Background

The carbon dioxide (CO2) concentration of the Southern Ocean is rising. The dominant source of this increase is in response to partial equilibration with the increasing atmospheric CO2 concentrations, following worldwide fossil fuel combustion and land use changes. Subsequent shifts in chemical equilibria result in a change to the marine carbonate system and a lowering of seawater pH. This process is termed “ocean acidification” (OA). From a limited number of studies to date, it is already clear that OA is causing rapid changes in ocean chemistry.

There is concern over the future of polar marine organisms that are uniquely adapted to their extreme and cold surroundings.
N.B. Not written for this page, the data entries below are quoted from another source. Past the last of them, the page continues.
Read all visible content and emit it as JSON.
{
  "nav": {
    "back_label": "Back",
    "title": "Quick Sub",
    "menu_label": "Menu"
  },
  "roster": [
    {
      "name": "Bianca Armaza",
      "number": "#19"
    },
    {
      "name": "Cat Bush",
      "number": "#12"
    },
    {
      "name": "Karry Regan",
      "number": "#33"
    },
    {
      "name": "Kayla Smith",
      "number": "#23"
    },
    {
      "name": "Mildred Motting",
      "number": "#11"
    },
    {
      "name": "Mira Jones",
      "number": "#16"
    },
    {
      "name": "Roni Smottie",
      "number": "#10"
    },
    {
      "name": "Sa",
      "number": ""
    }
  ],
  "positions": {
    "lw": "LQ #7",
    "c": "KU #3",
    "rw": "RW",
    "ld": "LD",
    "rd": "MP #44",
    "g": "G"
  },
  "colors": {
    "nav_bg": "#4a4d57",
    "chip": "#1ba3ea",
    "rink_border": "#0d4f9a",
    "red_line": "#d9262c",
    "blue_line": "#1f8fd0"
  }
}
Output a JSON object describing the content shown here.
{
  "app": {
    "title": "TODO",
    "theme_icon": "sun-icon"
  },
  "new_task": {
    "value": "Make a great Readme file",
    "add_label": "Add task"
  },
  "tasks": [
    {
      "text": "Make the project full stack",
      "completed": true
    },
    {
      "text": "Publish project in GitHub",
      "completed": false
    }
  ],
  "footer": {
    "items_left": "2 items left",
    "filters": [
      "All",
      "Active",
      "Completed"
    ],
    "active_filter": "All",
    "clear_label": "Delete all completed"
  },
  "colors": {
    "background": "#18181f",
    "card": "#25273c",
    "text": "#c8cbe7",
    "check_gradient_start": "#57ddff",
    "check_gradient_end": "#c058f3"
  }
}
In an environment where development is ten times slower that that in warmer regions of the world, the ability of these (mostly benthic) organisms to adapt to these changing conditions is  questionable, especially over the next 50 to 100 years. Studies investigating the impacts of ocean  acidification on polar marine calcifying organisms are extremely limited. The major challenges for understanding Southern Ocean acidification are advancing the observational network and better constraining our understanding of the underlining natural variability and the mechanisms that drive it, both of which are still poor.The socioeconomic and cultural effects of Southern Ocean OA are unknown.

Future Plans

There is a growing international effort to observe and monitor the marine carbonate system with the emphasis moving to an integrated observing system approach based on ecosystem-carbon-climate coupling. Additionally, modeling efforts are becoming much more unified and assimilated through a multi-model approach, with regional models becoming much more utilised – often informed at the boundaries through coupling to global earth system models.

SCAR has appointed an international ocean acidification Action Group, lead by Dr. Richard Bellerby (Norway), to document the scientific understanding of ocean acidification. The Action Group consists of an international cross-disciplinary team of ocean acidification experts representing the fields of marine carbonate chemistry, global and regional modelling, marine ecology, ecotoxicology/physiology and paleoceanography. 

Terms of Reference

The Terms of Reference for the Ocean Acidification group are to:

  • define our present understanding of the contemporary rates and future scenarios of Southern Ocean acidification;
  • document ecosystem and organism responses from experimental perturbations and geological records;
  • identify present and planned observational and experimental strategies;
  • identify gaps in our understanding of the rates and regionality of ocean acidification;
  • define strategies for future Southern ocean acidification research

The group will produce a major report that will be launched at the SCAR 2014 Open Science Conference.

 

Scientific Committee on Antarctic Research
c/o Scott Polar Research Institute
University of Cambridge
Lensfield Road
Cambridge, CB2 1ER, United Kingdom
Tel: +44 1223 336550
info@scar.org